I wrote this poem for her one day after picking ramps near Packers Corner Farm in Guilford, VT where I lived at various times.


For Olga Paccidova Shriner (1930-1987)

You don’t see them at first
until you stop and look slowly
at loose leaves of winter debris
scattered across the forest floor.
After awhile, tufts of greenery emerge,
thousands of tender shoots
still too early to pick.
This is the method I learned from Yettie,
a Sephardic Jew from Salonika--
once my neighbor on Packer Corners Road,
To gather morels one year, we sat
on the ground until we noticed our field of vision
shifting to nascent specks of white.
She’s here because of her grandfather’s second sight--
reading in tea leaves that things
were not as they seemed.
They left the dinner table, food half-eaten,
for distant Aegean isles, surviving the war
because of his divinations.

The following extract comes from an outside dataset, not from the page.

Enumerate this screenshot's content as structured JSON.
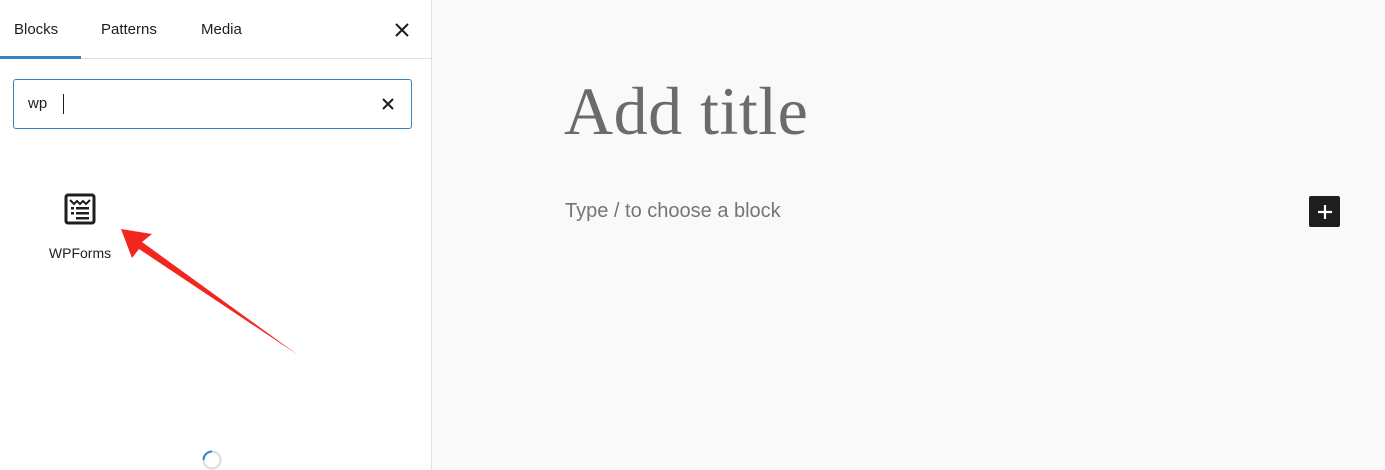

The real miracle year after year
the leeks grow only in this one place.
Each spring, I try to remember
their irony taste drawn from deep soil humus,
decayed pine, juniper, crushed maple leaves,
moss, and rotted wood--
Often, I forget the wild leeks of Keats Brook Road.
I can’t remember how we ended up
in this New England neighborhood—
my mother, Olga (like Yettie), worlds away from her native Shanghai
where bombs fell, first from Japanese then American planes
as she rode her bicycle through the city
to collect bread rations from the Jewish ghetto.
Her heroic stories our dinner table conversation for decades—
We knew that daily ride through fear: sounds, smells,
her chronic hunger, the blown up bits of pregnant women and children.
It’s the shrapnel that kills you, you know, not the bombs.
We allowed her the telling over and over
surrounded by her beloved collection of Americana.
She’s here in the woods now
buried over the hill on Carpenter Road
an early death from cancer at age fifty-eight.
Some years, I do remember the harvest
of wild leeks, their bitter vitality,
my mind a continuity of pungent smells and thoughts
of family, friends, survival, the old world still here
growing up on a hillside in Vermont each year---
regardless if we live or die,
holding forth as though eternal
in a wild assembly of tenderness.